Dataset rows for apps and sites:
=== Section Start ===
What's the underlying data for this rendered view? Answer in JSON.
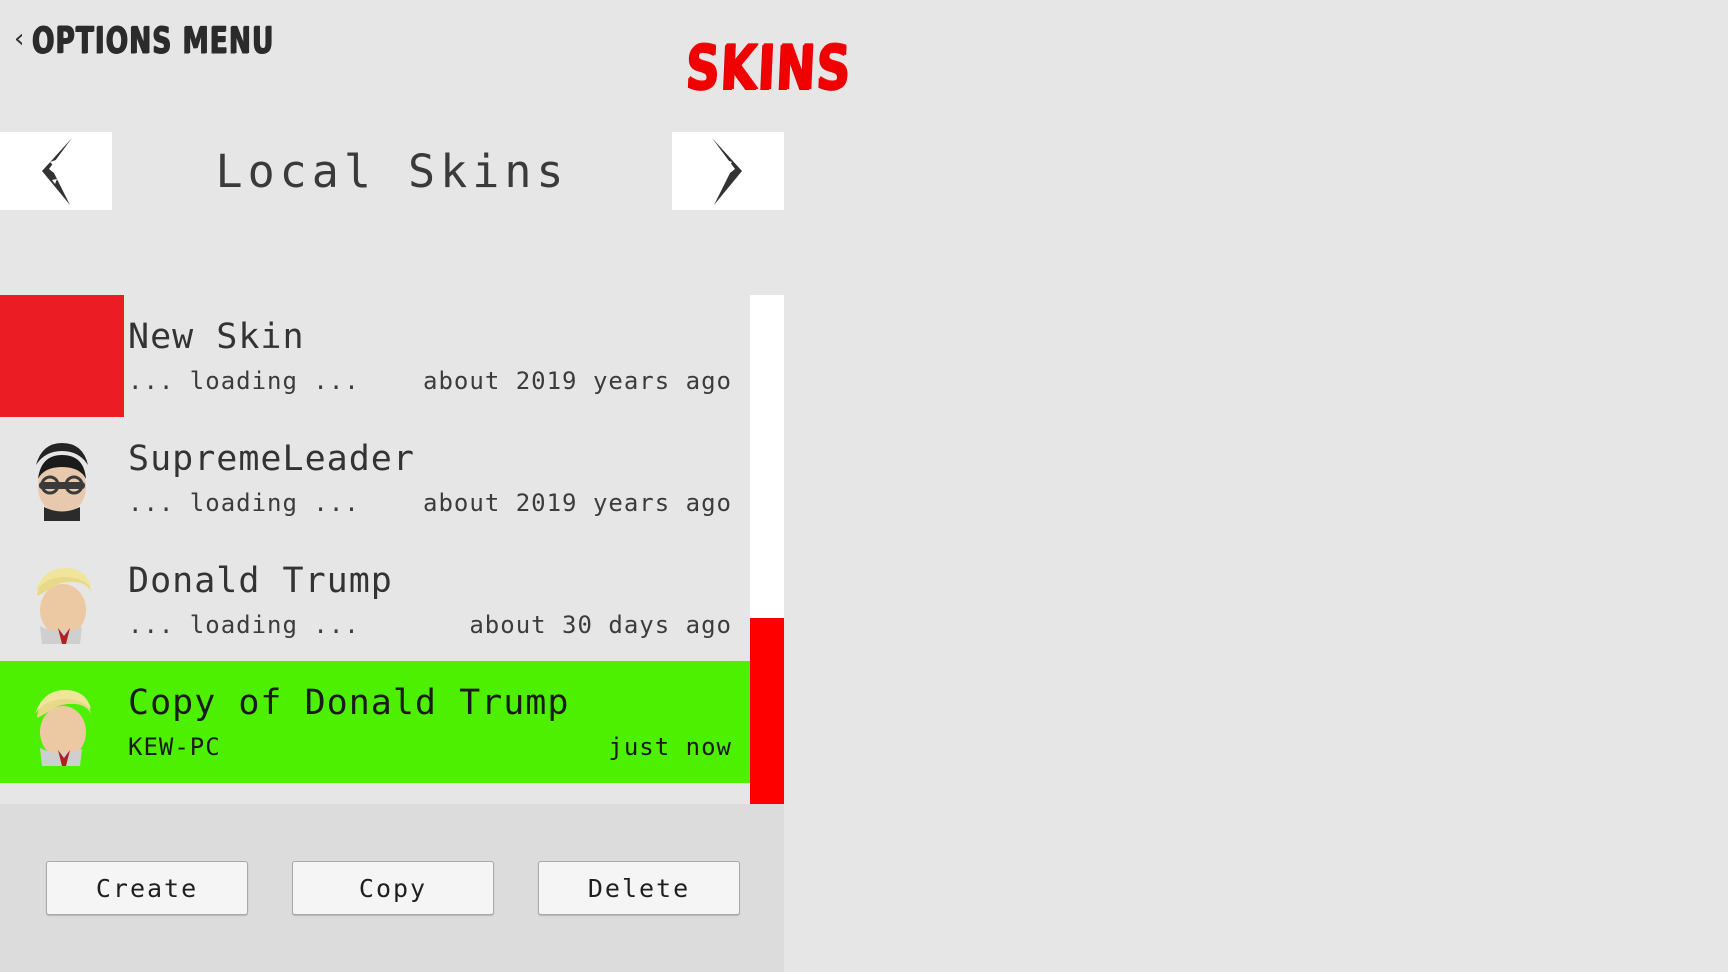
{
  "header": {
    "back_chevron": "chevron-left-icon",
    "back_label": "OPTIONS MENU",
    "logo": "SKINS",
    "logo_color": "#f00000"
  },
  "nav": {
    "prev_icon": "chevron-left-icon",
    "next_icon": "chevron-right-icon",
    "title": "Local Skins"
  },
  "list": {
    "rows": [
      {
        "name": "New Skin",
        "status": "... loading ...",
        "time": "about 2019 years ago",
        "thumb": "red-block-thumbnail",
        "selected": false
      },
      {
        "name": "SupremeLeader",
        "status": "... loading ...",
        "time": "about 2019 years ago",
        "thumb": "supreme-leader-head-thumbnail",
        "selected": false
      },
      {
        "name": "Donald Trump",
        "status": "... loading ...",
        "time": "about 30 days ago",
        "thumb": "donald-trump-head-thumbnail",
        "selected": false
      },
      {
        "name": "Copy of Donald Trump",
        "status": "KEW-PC",
        "time": "just now",
        "thumb": "donald-trump-head-thumbnail",
        "selected": true
      }
    ],
    "selected_color": "#4df000",
    "scrollbar_track_color": "#ffffff",
    "scrollbar_thumb_color": "#ff0000"
  },
  "actions": {
    "create_label": "Create",
    "copy_label": "Copy",
    "delete_label": "Delete"
  }
}
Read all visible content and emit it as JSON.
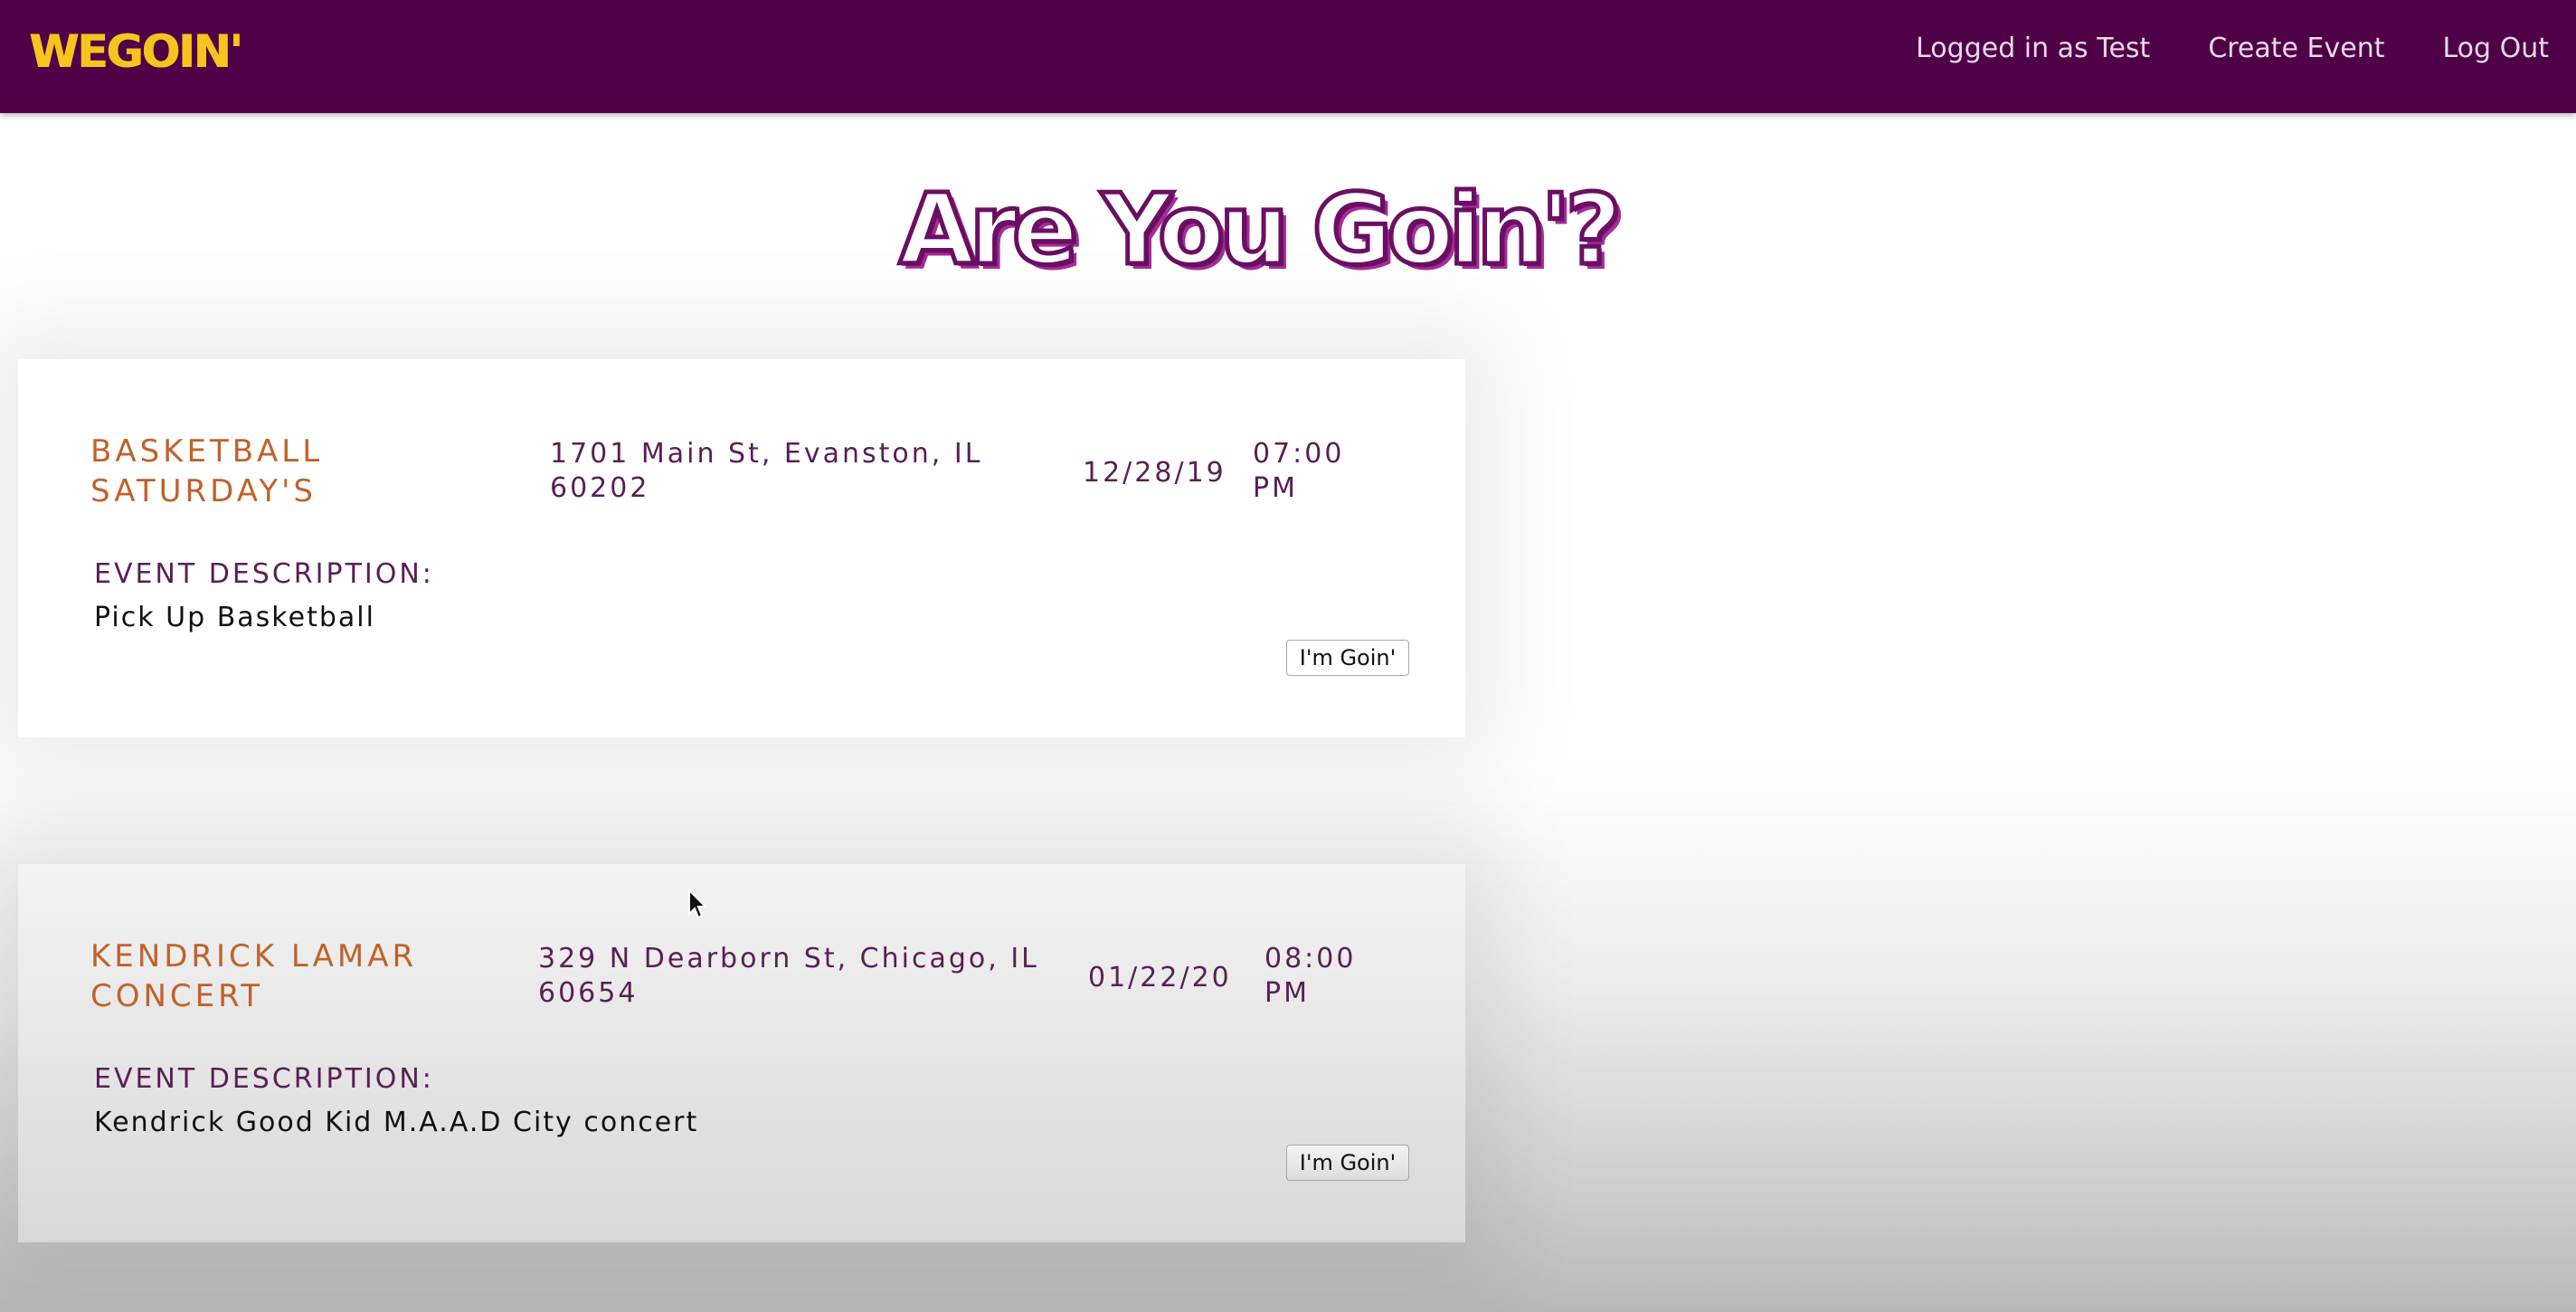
{
  "nav": {
    "brand": "WEGOIN'",
    "logged_in": "Logged in as Test",
    "create_event": "Create Event",
    "log_out": "Log Out"
  },
  "hero": {
    "title": "Are You Goin'?"
  },
  "events": [
    {
      "title": "BASKETBALL SATURDAY'S",
      "address": "1701 Main St, Evanston, IL 60202",
      "date": "12/28/19",
      "time": "07:00 PM",
      "description_label": "EVENT DESCRIPTION:",
      "description": "Pick Up Basketball",
      "button_label": "I'm Goin'"
    },
    {
      "title": "KENDRICK LAMAR CONCERT",
      "address": "329 N Dearborn St, Chicago, IL 60654",
      "date": "01/22/20",
      "time": "08:00 PM",
      "description_label": "EVENT DESCRIPTION:",
      "description": "Kendrick Good Kid M.A.A.D City concert",
      "button_label": "I'm Goin'"
    }
  ],
  "colors": {
    "navbar": "#500047",
    "brand": "#f5c51e",
    "event_title": "#c0622a",
    "event_text": "#5a1e56"
  }
}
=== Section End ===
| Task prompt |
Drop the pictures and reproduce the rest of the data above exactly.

| Response for this exercise |
What's the underlying data for this rendered view? Answer in JSON.
{
  "header": {
    "back_chevron": "chevron-left-icon",
    "back_label": "OPTIONS MENU",
    "logo": "SKINS",
    "logo_color": "#f00000"
  },
  "nav": {
    "prev_icon": "chevron-left-icon",
    "next_icon": "chevron-right-icon",
    "title": "Local Skins"
  },
  "list": {
    "rows": [
      {
        "name": "New Skin",
        "status": "... loading ...",
        "time": "about 2019 years ago",
        "thumb": "red-block-thumbnail",
        "selected": false
      },
      {
        "name": "SupremeLeader",
        "status": "... loading ...",
        "time": "about 2019 years ago",
        "thumb": "supreme-leader-head-thumbnail",
        "selected": false
      },
      {
        "name": "Donald Trump",
        "status": "... loading ...",
        "time": "about 30 days ago",
        "thumb": "donald-trump-head-thumbnail",
        "selected": false
      },
      {
        "name": "Copy of Donald Trump",
        "status": "KEW-PC",
        "time": "just now",
        "thumb": "donald-trump-head-thumbnail",
        "selected": true
      }
    ],
    "selected_color": "#4df000",
    "scrollbar_track_color": "#ffffff",
    "scrollbar_thumb_color": "#ff0000"
  },
  "actions": {
    "create_label": "Create",
    "copy_label": "Copy",
    "delete_label": "Delete"
  }
}
Read all visible content and emit it as JSON.
{
  "nav": {
    "brand": "WEGOIN'",
    "logged_in": "Logged in as Test",
    "create_event": "Create Event",
    "log_out": "Log Out"
  },
  "hero": {
    "title": "Are You Goin'?"
  },
  "events": [
    {
      "title": "BASKETBALL SATURDAY'S",
      "address": "1701 Main St, Evanston, IL 60202",
      "date": "12/28/19",
      "time": "07:00 PM",
      "description_label": "EVENT DESCRIPTION:",
      "description": "Pick Up Basketball",
      "button_label": "I'm Goin'"
    },
    {
      "title": "KENDRICK LAMAR CONCERT",
      "address": "329 N Dearborn St, Chicago, IL 60654",
      "date": "01/22/20",
      "time": "08:00 PM",
      "description_label": "EVENT DESCRIPTION:",
      "description": "Kendrick Good Kid M.A.A.D City concert",
      "button_label": "I'm Goin'"
    }
  ],
  "colors": {
    "navbar": "#500047",
    "brand": "#f5c51e",
    "event_title": "#c0622a",
    "event_text": "#5a1e56"
  }
}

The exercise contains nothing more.